As HR leaders, we’re well aware of the skills gap. Hiring and retaining workers for key roles is what takes up a key part of our mental energy on a daily basis, but what about the workers themselves?
In a new report that analyzes global worker opinions, it is clear that the skills gap is on the minds of the workforce as well. But who is running point on this issue? Is it on workers to train themselves, diminishing the skills gap one person at a time? Or should employers take some responsibility, building key skills in the workforce to keep them sharp in our fast-paced world of work?
Check out the conversation below to learn more about the research and some interesting insights on how to resolve the issue.
The skills gap is a challenge for many organizations, but how do we address it? Read any news article and it seems as if the United States has a looming crisis on its hands around critical skills areas that we simply don’t have enough qualified workers to fill, and new research shows this is actually a global phenomenon affecting firms worldwide.

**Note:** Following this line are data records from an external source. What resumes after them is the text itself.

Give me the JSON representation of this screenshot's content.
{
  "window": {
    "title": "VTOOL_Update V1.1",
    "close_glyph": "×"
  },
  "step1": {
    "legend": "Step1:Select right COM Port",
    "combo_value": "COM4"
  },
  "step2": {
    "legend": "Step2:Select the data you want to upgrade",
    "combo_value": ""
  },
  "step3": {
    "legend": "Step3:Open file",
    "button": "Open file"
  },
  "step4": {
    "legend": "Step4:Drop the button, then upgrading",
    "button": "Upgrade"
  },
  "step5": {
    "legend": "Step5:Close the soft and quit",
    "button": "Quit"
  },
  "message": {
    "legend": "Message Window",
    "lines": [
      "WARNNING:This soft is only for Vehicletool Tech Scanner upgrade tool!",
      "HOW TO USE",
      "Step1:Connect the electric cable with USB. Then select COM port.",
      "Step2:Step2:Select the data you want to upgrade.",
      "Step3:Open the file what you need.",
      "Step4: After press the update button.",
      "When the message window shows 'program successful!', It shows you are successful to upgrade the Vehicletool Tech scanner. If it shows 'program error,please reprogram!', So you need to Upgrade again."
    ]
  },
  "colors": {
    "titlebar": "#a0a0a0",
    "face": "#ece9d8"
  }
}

For instance, 98% of workers in Brazil agree there is a skills gap, and two-thirds of them felt like it affects them personally!

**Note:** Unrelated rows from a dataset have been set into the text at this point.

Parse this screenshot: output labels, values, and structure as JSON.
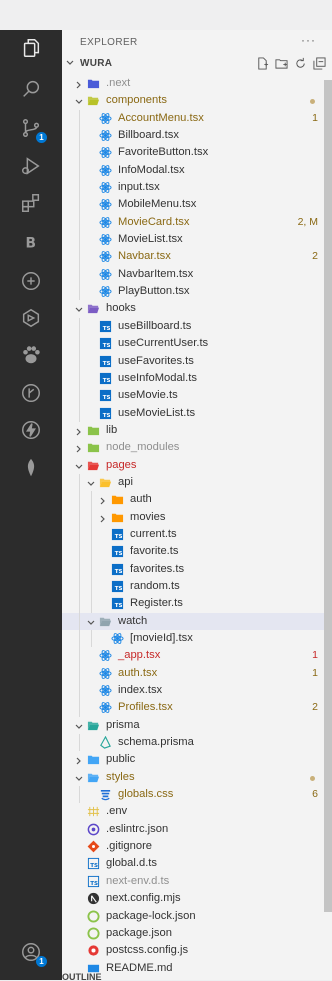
{
  "explorer": {
    "title": "EXPLORER",
    "more": "···",
    "workspace": "WURA",
    "outline": "OUTLINE"
  },
  "activity_bar": {
    "icons": [
      "files-icon",
      "search-icon",
      "source-control-icon",
      "run-debug-icon",
      "extensions-icon",
      "letter-b-icon",
      "remote-icon",
      "docker-icon",
      "paw-icon",
      "git-graph-icon",
      "lightning-icon",
      "leaf-icon",
      "accounts-icon"
    ],
    "source_control_badge": "1",
    "accounts_badge": "1"
  },
  "tree": [
    {
      "label": ".next",
      "depth": 1,
      "kind": "folder",
      "open": false,
      "dim": true,
      "icon": "folder-next-icon"
    },
    {
      "label": "components",
      "depth": 1,
      "kind": "folder",
      "open": true,
      "status": "mod",
      "dot": true,
      "icon": "folder-components-icon"
    },
    {
      "label": "AccountMenu.tsx",
      "depth": 2,
      "kind": "file",
      "status": "mod",
      "badge": "1",
      "icon": "react-icon"
    },
    {
      "label": "Billboard.tsx",
      "depth": 2,
      "kind": "file",
      "icon": "react-icon"
    },
    {
      "label": "FavoriteButton.tsx",
      "depth": 2,
      "kind": "file",
      "icon": "react-icon"
    },
    {
      "label": "InfoModal.tsx",
      "depth": 2,
      "kind": "file",
      "icon": "react-icon"
    },
    {
      "label": "input.tsx",
      "depth": 2,
      "kind": "file",
      "icon": "react-icon"
    },
    {
      "label": "MobileMenu.tsx",
      "depth": 2,
      "kind": "file",
      "icon": "react-icon"
    },
    {
      "label": "MovieCard.tsx",
      "depth": 2,
      "kind": "file",
      "status": "mod",
      "badge": "2, M",
      "icon": "react-icon"
    },
    {
      "label": "MovieList.tsx",
      "depth": 2,
      "kind": "file",
      "icon": "react-icon"
    },
    {
      "label": "Navbar.tsx",
      "depth": 2,
      "kind": "file",
      "status": "mod",
      "badge": "2",
      "icon": "react-icon"
    },
    {
      "label": "NavbarItem.tsx",
      "depth": 2,
      "kind": "file",
      "icon": "react-icon"
    },
    {
      "label": "PlayButton.tsx",
      "depth": 2,
      "kind": "file",
      "icon": "react-icon"
    },
    {
      "label": "hooks",
      "depth": 1,
      "kind": "folder",
      "open": true,
      "icon": "folder-hooks-icon"
    },
    {
      "label": "useBillboard.ts",
      "depth": 2,
      "kind": "file",
      "icon": "typescript-icon"
    },
    {
      "label": "useCurrentUser.ts",
      "depth": 2,
      "kind": "file",
      "icon": "typescript-icon"
    },
    {
      "label": "useFavorites.ts",
      "depth": 2,
      "kind": "file",
      "icon": "typescript-icon"
    },
    {
      "label": "useInfoModal.ts",
      "depth": 2,
      "kind": "file",
      "icon": "typescript-icon"
    },
    {
      "label": "useMovie.ts",
      "depth": 2,
      "kind": "file",
      "icon": "typescript-icon"
    },
    {
      "label": "useMovieList.ts",
      "depth": 2,
      "kind": "file",
      "icon": "typescript-icon"
    },
    {
      "label": "lib",
      "depth": 1,
      "kind": "folder",
      "open": false,
      "icon": "folder-lib-icon"
    },
    {
      "label": "node_modules",
      "depth": 1,
      "kind": "folder",
      "open": false,
      "dim": true,
      "icon": "folder-node-icon"
    },
    {
      "label": "pages",
      "depth": 1,
      "kind": "folder",
      "open": true,
      "status": "err",
      "icon": "folder-pages-icon"
    },
    {
      "label": "api",
      "depth": 2,
      "kind": "folder",
      "open": true,
      "icon": "folder-api-icon"
    },
    {
      "label": "auth",
      "depth": 3,
      "kind": "folder",
      "open": false,
      "icon": "folder-auth-icon"
    },
    {
      "label": "movies",
      "depth": 3,
      "kind": "folder",
      "open": false,
      "icon": "folder-movies-icon"
    },
    {
      "label": "current.ts",
      "depth": 3,
      "kind": "file",
      "icon": "typescript-icon"
    },
    {
      "label": "favorite.ts",
      "depth": 3,
      "kind": "file",
      "icon": "typescript-icon"
    },
    {
      "label": "favorites.ts",
      "depth": 3,
      "kind": "file",
      "icon": "typescript-icon"
    },
    {
      "label": "random.ts",
      "depth": 3,
      "kind": "file",
      "icon": "typescript-icon"
    },
    {
      "label": "Register.ts",
      "depth": 3,
      "kind": "file",
      "icon": "typescript-icon"
    },
    {
      "label": "watch",
      "depth": 2,
      "kind": "folder",
      "open": true,
      "selected": true,
      "icon": "folder-watch-icon"
    },
    {
      "label": "[movieId].tsx",
      "depth": 3,
      "kind": "file",
      "icon": "react-icon"
    },
    {
      "label": "_app.tsx",
      "depth": 2,
      "kind": "file",
      "status": "err",
      "badge": "1",
      "icon": "react-icon"
    },
    {
      "label": "auth.tsx",
      "depth": 2,
      "kind": "file",
      "status": "mod",
      "badge": "1",
      "icon": "react-icon"
    },
    {
      "label": "index.tsx",
      "depth": 2,
      "kind": "file",
      "icon": "react-icon"
    },
    {
      "label": "Profiles.tsx",
      "depth": 2,
      "kind": "file",
      "status": "mod",
      "badge": "2",
      "icon": "react-icon"
    },
    {
      "label": "prisma",
      "depth": 1,
      "kind": "folder",
      "open": true,
      "icon": "folder-prisma-icon"
    },
    {
      "label": "schema.prisma",
      "depth": 2,
      "kind": "file",
      "icon": "prisma-icon"
    },
    {
      "label": "public",
      "depth": 1,
      "kind": "folder",
      "open": false,
      "icon": "folder-public-icon"
    },
    {
      "label": "styles",
      "depth": 1,
      "kind": "folder",
      "open": true,
      "status": "mod",
      "dot": true,
      "icon": "folder-styles-icon"
    },
    {
      "label": "globals.css",
      "depth": 2,
      "kind": "file",
      "status": "mod",
      "badge": "6",
      "icon": "css-icon"
    },
    {
      "label": ".env",
      "depth": 1,
      "kind": "file",
      "icon": "env-icon"
    },
    {
      "label": ".eslintrc.json",
      "depth": 1,
      "kind": "file",
      "icon": "eslint-icon"
    },
    {
      "label": ".gitignore",
      "depth": 1,
      "kind": "file",
      "icon": "git-icon"
    },
    {
      "label": "global.d.ts",
      "depth": 1,
      "kind": "file",
      "icon": "typescript-def-icon"
    },
    {
      "label": "next-env.d.ts",
      "depth": 1,
      "kind": "file",
      "dim": true,
      "icon": "typescript-def-icon"
    },
    {
      "label": "next.config.mjs",
      "depth": 1,
      "kind": "file",
      "icon": "next-icon"
    },
    {
      "label": "package-lock.json",
      "depth": 1,
      "kind": "file",
      "icon": "npm-icon"
    },
    {
      "label": "package.json",
      "depth": 1,
      "kind": "file",
      "icon": "npm-icon"
    },
    {
      "label": "postcss.config.js",
      "depth": 1,
      "kind": "file",
      "icon": "postcss-icon"
    },
    {
      "label": "README.md",
      "depth": 1,
      "kind": "file",
      "icon": "readme-icon"
    }
  ],
  "colors": {
    "activity_bg": "#2c2c2c",
    "sidebar_bg": "#f3f3f3",
    "modified": "#8a6914",
    "error": "#c62828",
    "selected_row": "#e4e6f1",
    "react": "#1e88e5",
    "typescript": "#0b6ec7"
  }
}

In today’s interview, host Ben Eubanks speaks with Shelley Osborne, Head of Learning & Development at Udemy, about this research and how we can use it to attack the skills gap within our own company through learning and development opportunities. While the research shows that individuals are generally confident about the level of skills they possess, they also know that the pace of change and business today requires them to be constantly learning. It’s no longer good enough to get a degree or vocational training and be “good enough” to compete for jobs, promotions, and other roles.
To see the research, check out this link: https://research.udemy.com/research_report/2017-skills-gap-report/
This episode is sponsored by WorkHuman. Join me and hundreds of highly engaged HR leaders in Austin this April for WorkHuman, an event dedicated to helping HR make the workplace a better place.